Only something went terribly wrong along the way; the tape must have broken in the beginning of my movie because I somehow never moved beyond the strong woman part. Cupid’s arrow never found me, and the lack of a piercing shot through my heart left me, well, a bit bitter and jaded. So I morphed into a feminist, minus the bra burning. Love hadn’t found me, so I vowed to stop frantically chasing some elusive childhood dream.
Yet, I still dipped one foot in the fire. I could feel myself sinking into the warm cauldron with the other hopeless romantics. I still wanted to believe – to feel – that my true love was out there. And in my world, where all the 20-somethings around me could easily couple up, I stood somewhat on the outside, peering through the window of a life I desperately wanted but would never have. Everyone had someone. So where did that leave me? Would I ever find that? I even started to feel like an invisible ghost that no man could ever see “in that way.”

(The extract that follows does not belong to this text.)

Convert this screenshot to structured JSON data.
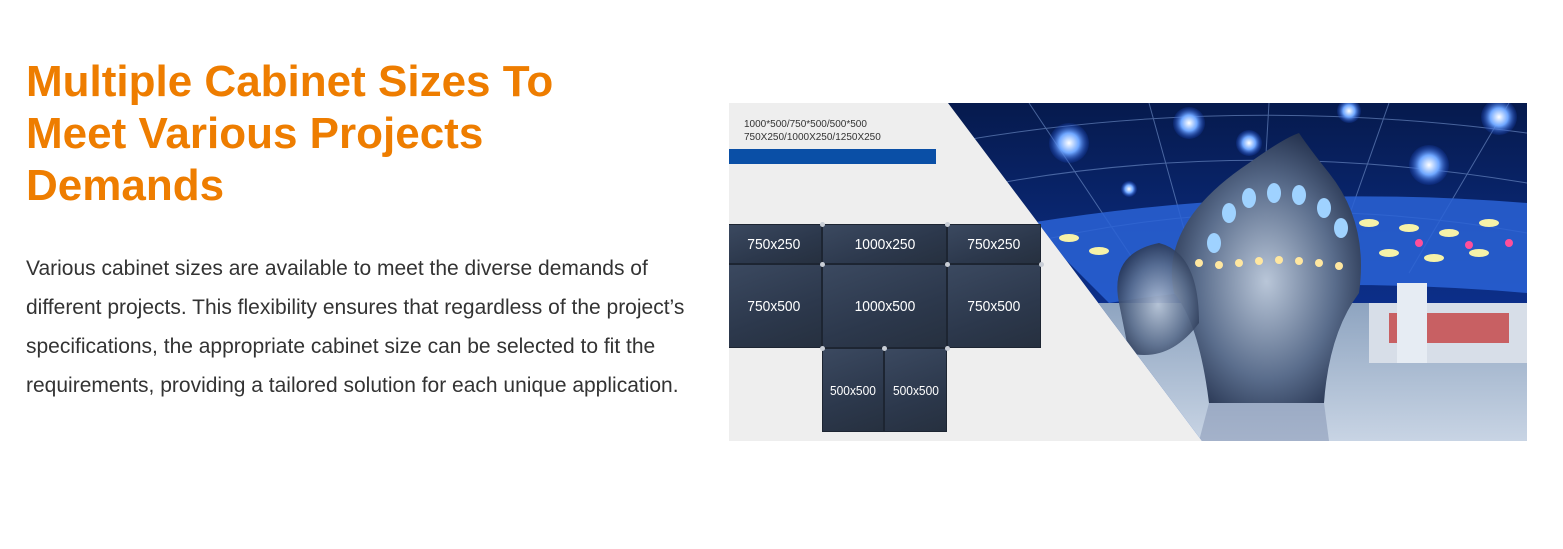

“I long for a story book romance, full of romance and passion,” I wrote in my journal in 2000, during one of my starry-eyed phases. “I know I’m a hopeless romantic, eternally searching for the ideal man and ideal relationship, which I’m sure doesn’t exist, and I’m constantly looking for that ‘one’ guy who I can fall in love with for the rest of my life.”
No one wants to be alone, and Valentine’s Day is the only day of the year that parades us singletons on a metaphorical stage wearing giant neon signs proclaiming our status. Somewhere along the journey, we even begin to equate “single” with abnormal and firmly decide that, “Yes, there must be something wrong with me.” But here’s the beautiful part: It’s only when we’re alone that we can truly get to know ourselves. Maybe it’s better to be alone and learn to love yourself before you can even think of giving your heart away. After all, the love affair you have with your own soul will last a lifetime.
One of my mom’s favorite songs is “Beyond the Sea,” and she pictures my father waiting for her on golden sand and gazing at the passing ships. Will I ever find that magic? Maybe my Prince Charming will come. Maybe he won’t. But today, I’m anxious to get to know myself. If he – or Crush Boy – should gallop into my life, I’ll welcome his open arms, but I’m fully secure and comfortable flying solo. So I’ll celebrate the day of love the best way I know how, curled cozily on the couch with a few Reese’s peanut butter cups and an old friend, Jerry Maguire. And when Tom Cruise tells Rene Zellweger, “You complete me,” I’ll smile because even though I’m still waiting for my other half, I have the hope that someday he will come.